On Sunday, May 25, I lost a bracelet. Its monetary value isn’t much, but I treasured the piece, as it was a recent gift from my 95-year-old aunt. It was a link style with silver and gold, small diamonds and black stones. I either lost it at Cinemark Perkins Rowe or The Rum House restaurant. When I realized it on Monday, I immediately contacted both locations and checked their lost and founds. However, the bracelet was not found. I was devastated, heartbroken — I cried like a baby all day.

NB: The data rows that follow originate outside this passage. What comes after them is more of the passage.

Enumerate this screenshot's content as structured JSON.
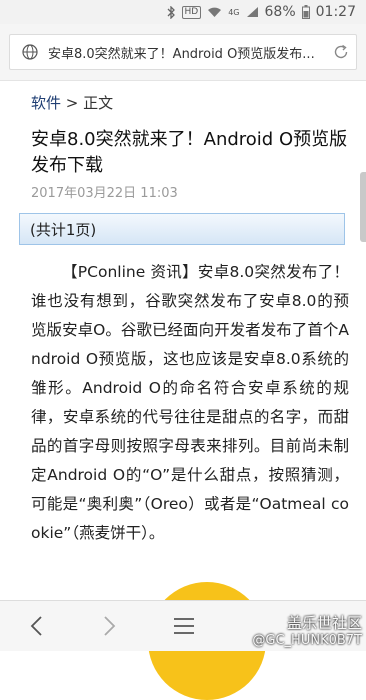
{
  "status_bar": {
    "hd": "HD",
    "network": "4G",
    "battery": "68%",
    "time": "01:27"
  },
  "address_bar": {
    "url_text": "安卓8.0突然就来了！Android O预览版发布..."
  },
  "breadcrumb": {
    "link": "软件",
    "separator": " > ",
    "current": "正文"
  },
  "article": {
    "title": "安卓8.0突然就来了！Android O预览版发布下载",
    "date": "2017年03月22日 11:03",
    "page_count": "(共计1页)",
    "body": "【PConline 资讯】安卓8.0突然发布了！谁也没有想到，谷歌突然发布了安卓8.0的预览版安卓O。谷歌已经面向开发者发布了首个Android O预览版，这也应该是安卓8.0系统的雏形。Android O的命名符合安卓系统的规律，安卓系统的代号往往是甜点的名字，而甜品的首字母则按照字母表来排列。目前尚未制定Android O的“O”是什么甜点，按照猜测，可能是“奥利奥”（Oreo）或者是“Oatmeal cookie”（燕麦饼干）。"
  },
  "watermark": {
    "site": "盖乐世社区",
    "user": "@GC_HUNK0B7T"
  },
  "icons": [
    "bluetooth-icon",
    "wifi-icon",
    "signal-icon",
    "battery-icon",
    "globe-icon",
    "reload-icon",
    "back-icon",
    "forward-icon",
    "menu-icon"
  ]
}
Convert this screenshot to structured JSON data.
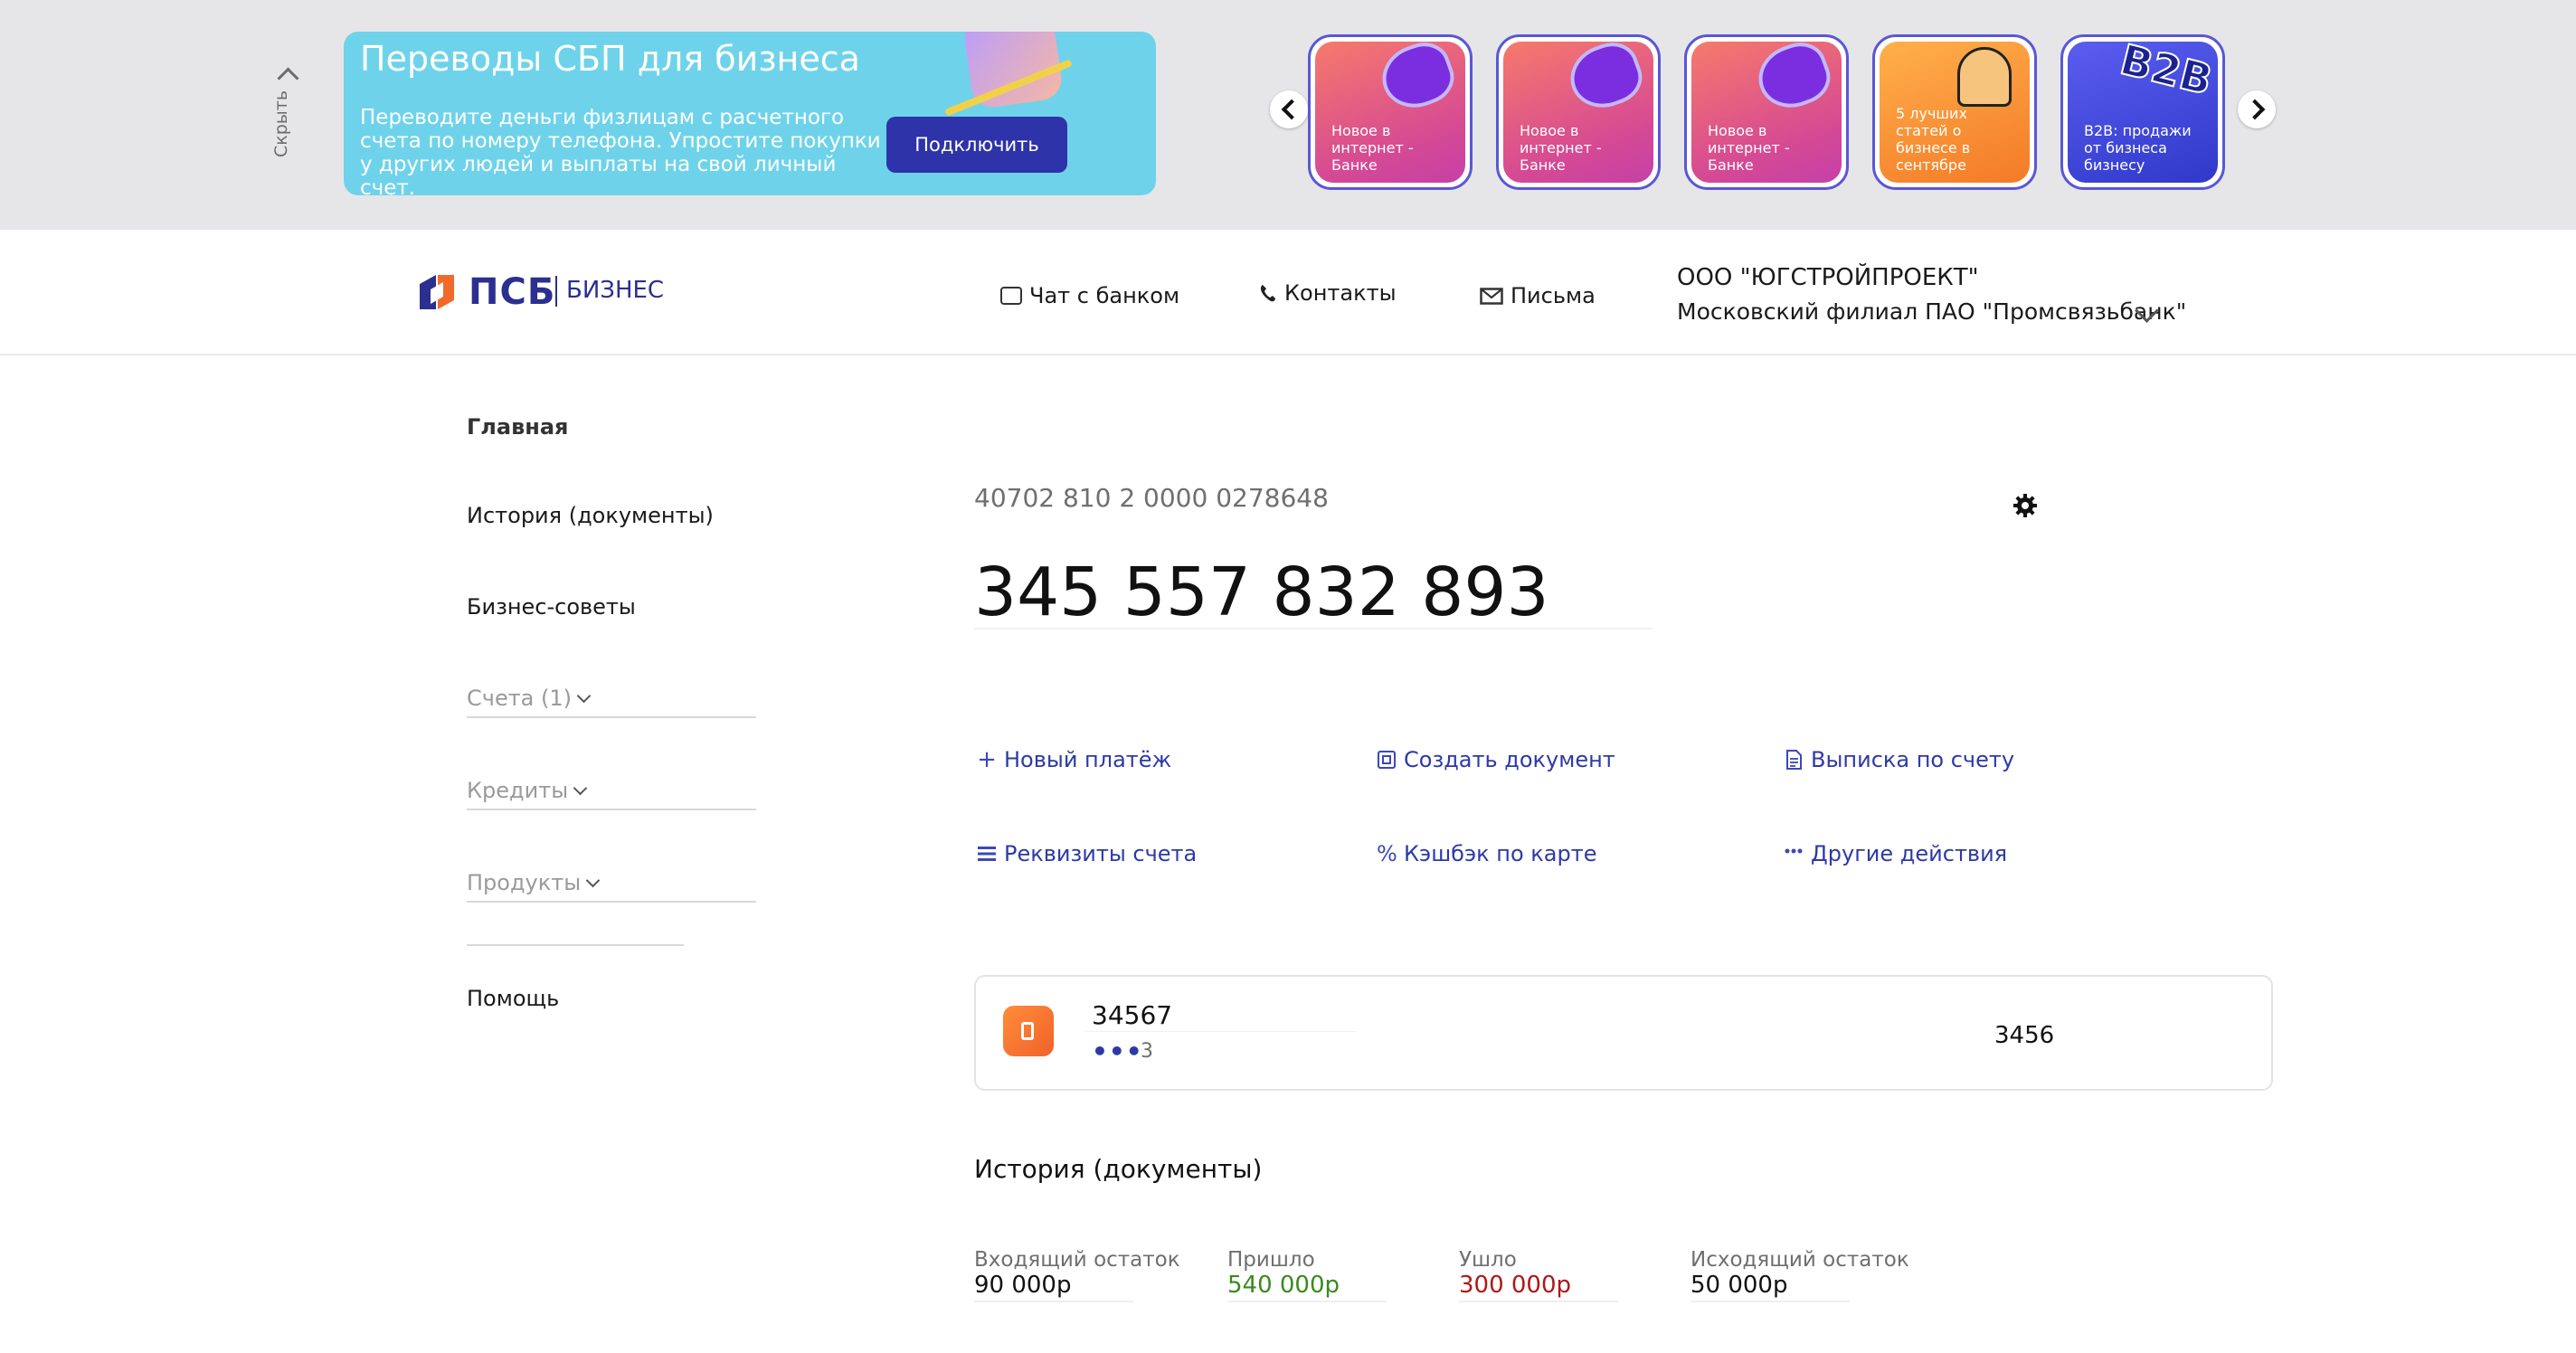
{
  "promo": {
    "hide_label": "Скрыть",
    "banner": {
      "title": "Переводы СБП для бизнеса",
      "text": "Переводите деньги физлицам с расчетного счета по номеру телефона. Упростите покупки у других людей и выплаты на свой личный счет.",
      "button": "Подключить"
    },
    "stories": [
      {
        "label": "Новое в интернет - Банке"
      },
      {
        "label": "Новое в интернет - Банке"
      },
      {
        "label": "Новое в интернет - Банке"
      },
      {
        "label": "5 лучших статей о бизнесе в сентябре"
      },
      {
        "label": "B2B: продажи от бизнеса бизнесу",
        "art_text": "B2B"
      }
    ]
  },
  "header": {
    "logo_text": "ПСБ",
    "logo_sub": "БИЗНЕС",
    "chat": "Чат с банком",
    "contacts": "Контакты",
    "letters": "Письма",
    "org_name": "ООО \"ЮГСТРОЙПРОЕКТ\"",
    "org_branch": "Московский филиал ПАО \"Промсвязьбанк\""
  },
  "sidebar": {
    "main": "Главная",
    "history": "История (документы)",
    "tips": "Бизнес-советы",
    "accounts": "Счета (1)",
    "credits": "Кредиты",
    "products": "Продукты",
    "help": "Помощь"
  },
  "account": {
    "number": "40702 810 2 0000 0278648",
    "balance": "345 557 832 893"
  },
  "actions": {
    "new_payment": "Новый платёж",
    "create_doc": "Создать документ",
    "statement": "Выписка по счету",
    "requisites": "Реквизиты счета",
    "cashback": "Кэшбэк по карте",
    "other": "Другие действия"
  },
  "card": {
    "title": "34567",
    "dots": "•••",
    "sub": "3",
    "amount": "3456"
  },
  "history": {
    "title": "История (документы)",
    "stats": [
      {
        "label": "Входящий остаток",
        "value": "90 000р"
      },
      {
        "label": "Пришло",
        "value": "540 000р"
      },
      {
        "label": "Ушло",
        "value": "300 000р"
      },
      {
        "label": "Исходящий остаток",
        "value": "50 000р"
      }
    ]
  },
  "colors": {
    "brand": "#2b2f8f",
    "link": "#2d3aa6",
    "income": "#3b8a1e",
    "outgo": "#b01818"
  }
}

By evening, I’d done some soul searching and come to grips with my “loss,” and found something very important. I had come to a realization: The bracelet was a tangible object, an earthly treasure, and nothing of true value can be lost, stolen, or taken from me. My memories, love and affection for my aunt are all still there in my heart and mind. I lost no moments when I lost the bracelet. I lost no hugs, laughter or time spent together. A lifetime of moments is still secure in my heart and mind, never to be left in a theater seat. It’s comforting to be able to accept this. The fate of the bracelet remains unknown — it may have ended up swept away with the trash, or someone found it and wears it, in which case, it’s gracing someone’s arm somewhere with no recollection of the true meaning behind it.

Cathy Stanley

administrative assistant

St. Amant